When we were kids, a snow day meant a reprieve from work and a day of play. As an adult, snow days don’t pan out quite the same. In addition to shoveling the driveway, most employees are expected to continue their work in some form or fashion, thanks in large part to the rise of teleworking.
The question for many managers and executives who resist teleworking on snow days is whether or not workers can be as productive on snow days as they are on regular workdays. InterCall, a conferencing-technology provider, surveyed 200 workers in areas often hit by heavy snow to get a sense of how they dealt with snow days from a work perspective.
The good news is that 79 percent of the respondents said they work from home on snow days, which means most workers aren’t out there braving the elements. Only 15 percent of workers said they trudge to the office.
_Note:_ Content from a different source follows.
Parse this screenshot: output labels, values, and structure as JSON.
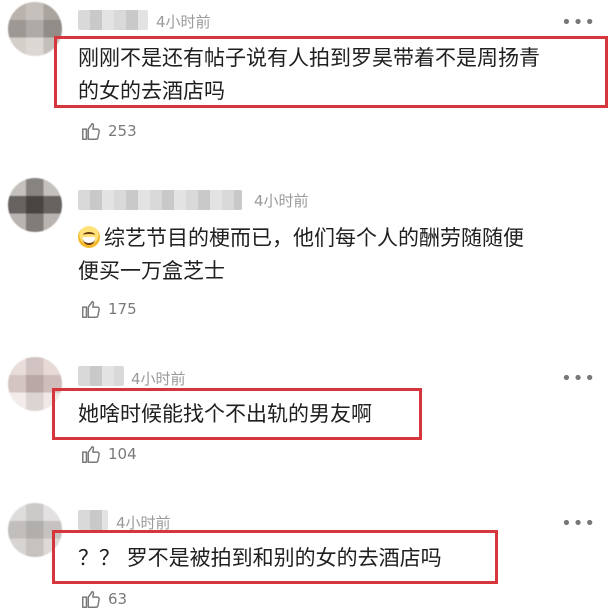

When employees do work from home, they rely quite heavily on email as their method of communication with coworkers and bosses, which isn’t surprising. According to InterCall’s survey data, 93 percent of respondents said they communicate via email. Admirably, though, 54 percent said they communicate through chat or instant messaging, which allows for more real-time collaboration.
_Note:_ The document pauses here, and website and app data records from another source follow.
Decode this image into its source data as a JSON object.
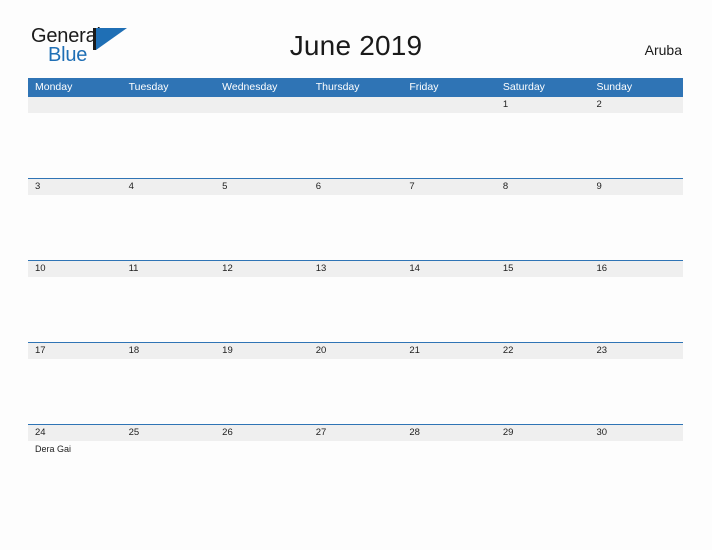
{
  "brand": {
    "name_part1": "General",
    "name_part2": "Blue",
    "flag_icon": "flag-icon"
  },
  "header": {
    "title": "June 2019",
    "locale": "Aruba"
  },
  "calendar": {
    "weekdays": [
      "Monday",
      "Tuesday",
      "Wednesday",
      "Thursday",
      "Friday",
      "Saturday",
      "Sunday"
    ],
    "weeks": [
      {
        "days": [
          {
            "num": "",
            "events": []
          },
          {
            "num": "",
            "events": []
          },
          {
            "num": "",
            "events": []
          },
          {
            "num": "",
            "events": []
          },
          {
            "num": "",
            "events": []
          },
          {
            "num": "1",
            "events": []
          },
          {
            "num": "2",
            "events": []
          }
        ]
      },
      {
        "days": [
          {
            "num": "3",
            "events": []
          },
          {
            "num": "4",
            "events": []
          },
          {
            "num": "5",
            "events": []
          },
          {
            "num": "6",
            "events": []
          },
          {
            "num": "7",
            "events": []
          },
          {
            "num": "8",
            "events": []
          },
          {
            "num": "9",
            "events": []
          }
        ]
      },
      {
        "days": [
          {
            "num": "10",
            "events": []
          },
          {
            "num": "11",
            "events": []
          },
          {
            "num": "12",
            "events": []
          },
          {
            "num": "13",
            "events": []
          },
          {
            "num": "14",
            "events": []
          },
          {
            "num": "15",
            "events": []
          },
          {
            "num": "16",
            "events": []
          }
        ]
      },
      {
        "days": [
          {
            "num": "17",
            "events": []
          },
          {
            "num": "18",
            "events": []
          },
          {
            "num": "19",
            "events": []
          },
          {
            "num": "20",
            "events": []
          },
          {
            "num": "21",
            "events": []
          },
          {
            "num": "22",
            "events": []
          },
          {
            "num": "23",
            "events": []
          }
        ]
      },
      {
        "days": [
          {
            "num": "24",
            "events": [
              "Dera Gai"
            ]
          },
          {
            "num": "25",
            "events": []
          },
          {
            "num": "26",
            "events": []
          },
          {
            "num": "27",
            "events": []
          },
          {
            "num": "28",
            "events": []
          },
          {
            "num": "29",
            "events": []
          },
          {
            "num": "30",
            "events": []
          }
        ]
      }
    ]
  },
  "colors": {
    "header_blue": "#2f74b5",
    "brand_blue": "#1f6fb5",
    "date_band": "#efefef",
    "page_bg": "#fdfdfd",
    "text_dark": "#1e1e1e"
  }
}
In terms of getting the job done, workers are optimistic about their ability to remain productive while “the weather outside is frightful”: 65 percent of respondents believe working remotely during a snow day would have minimal impact on productivity.
No word yet on whether managers agree with that assessment, but it’s good to know that a little snow doesn’t necessarily mean that workers feel paralyzed, with no way to work.